**TASK DIRECTIONS**
If a record holds a picture, drop the picture and return the rest of the record word for word.

[Excerpts from a dataset]

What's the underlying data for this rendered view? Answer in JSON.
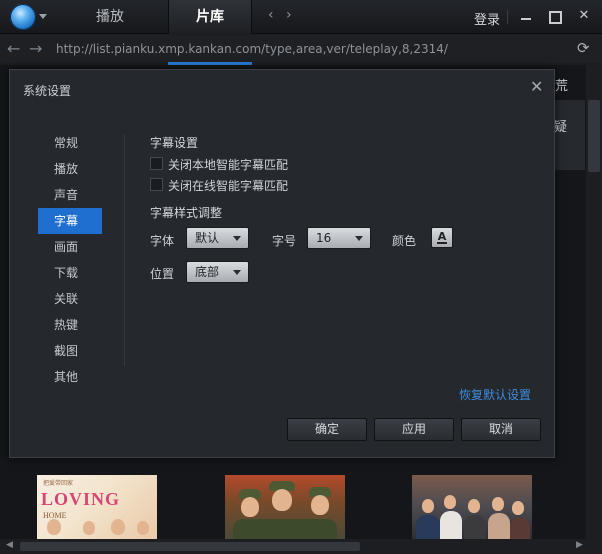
{
  "titlebar": {
    "tabs": [
      {
        "label": "播放"
      },
      {
        "label": "片库"
      }
    ],
    "nav_prev": "‹",
    "nav_next": "›",
    "login_label": "登录"
  },
  "address": {
    "url": "http://list.pianku.xmp.kankan.com/type,area,ver/teleplay,8,2314/"
  },
  "background": {
    "partial_chars": [
      "荒",
      "疑"
    ],
    "posters": [
      {
        "title": "LOVING",
        "subtitle": "HOME",
        "top_text": "把爱带回家"
      }
    ]
  },
  "dialog": {
    "title": "系统设置",
    "nav": [
      {
        "label": "常规"
      },
      {
        "label": "播放"
      },
      {
        "label": "声音"
      },
      {
        "label": "字幕"
      },
      {
        "label": "画面"
      },
      {
        "label": "下载"
      },
      {
        "label": "关联"
      },
      {
        "label": "热键"
      },
      {
        "label": "截图"
      },
      {
        "label": "其他"
      }
    ],
    "active_nav": "字幕",
    "subtitle_section": "字幕设置",
    "options": [
      {
        "label": "关闭本地智能字幕匹配",
        "checked": false
      },
      {
        "label": "关闭在线智能字幕匹配",
        "checked": false
      }
    ],
    "style_section": "字幕样式调整",
    "font_label": "字体",
    "font_value": "默认",
    "size_label": "字号",
    "size_value": "16",
    "color_label": "颜色",
    "color_icon": "A",
    "position_label": "位置",
    "position_value": "底部",
    "restore_link": "恢复默认设置",
    "buttons": {
      "ok": "确定",
      "apply": "应用",
      "cancel": "取消"
    },
    "accent_color": "#1f6fd0",
    "link_color": "#3d8ddc"
  }
}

**WRITTEN ANSWER**
What's the underlying data for this rendered view? Answer in JSON.
{
  "titlebar": {
    "tabs": [
      {
        "label": "播放"
      },
      {
        "label": "片库"
      }
    ],
    "nav_prev": "‹",
    "nav_next": "›",
    "login_label": "登录"
  },
  "address": {
    "url": "http://list.pianku.xmp.kankan.com/type,area,ver/teleplay,8,2314/"
  },
  "background": {
    "partial_chars": [
      "荒",
      "疑"
    ],
    "posters": [
      {
        "title": "LOVING",
        "subtitle": "HOME",
        "top_text": "把爱带回家"
      }
    ]
  },
  "dialog": {
    "title": "系统设置",
    "nav": [
      {
        "label": "常规"
      },
      {
        "label": "播放"
      },
      {
        "label": "声音"
      },
      {
        "label": "字幕"
      },
      {
        "label": "画面"
      },
      {
        "label": "下载"
      },
      {
        "label": "关联"
      },
      {
        "label": "热键"
      },
      {
        "label": "截图"
      },
      {
        "label": "其他"
      }
    ],
    "active_nav": "字幕",
    "subtitle_section": "字幕设置",
    "options": [
      {
        "label": "关闭本地智能字幕匹配",
        "checked": false
      },
      {
        "label": "关闭在线智能字幕匹配",
        "checked": false
      }
    ],
    "style_section": "字幕样式调整",
    "font_label": "字体",
    "font_value": "默认",
    "size_label": "字号",
    "size_value": "16",
    "color_label": "颜色",
    "color_icon": "A",
    "position_label": "位置",
    "position_value": "底部",
    "restore_link": "恢复默认设置",
    "buttons": {
      "ok": "确定",
      "apply": "应用",
      "cancel": "取消"
    },
    "accent_color": "#1f6fd0",
    "link_color": "#3d8ddc"
  }
}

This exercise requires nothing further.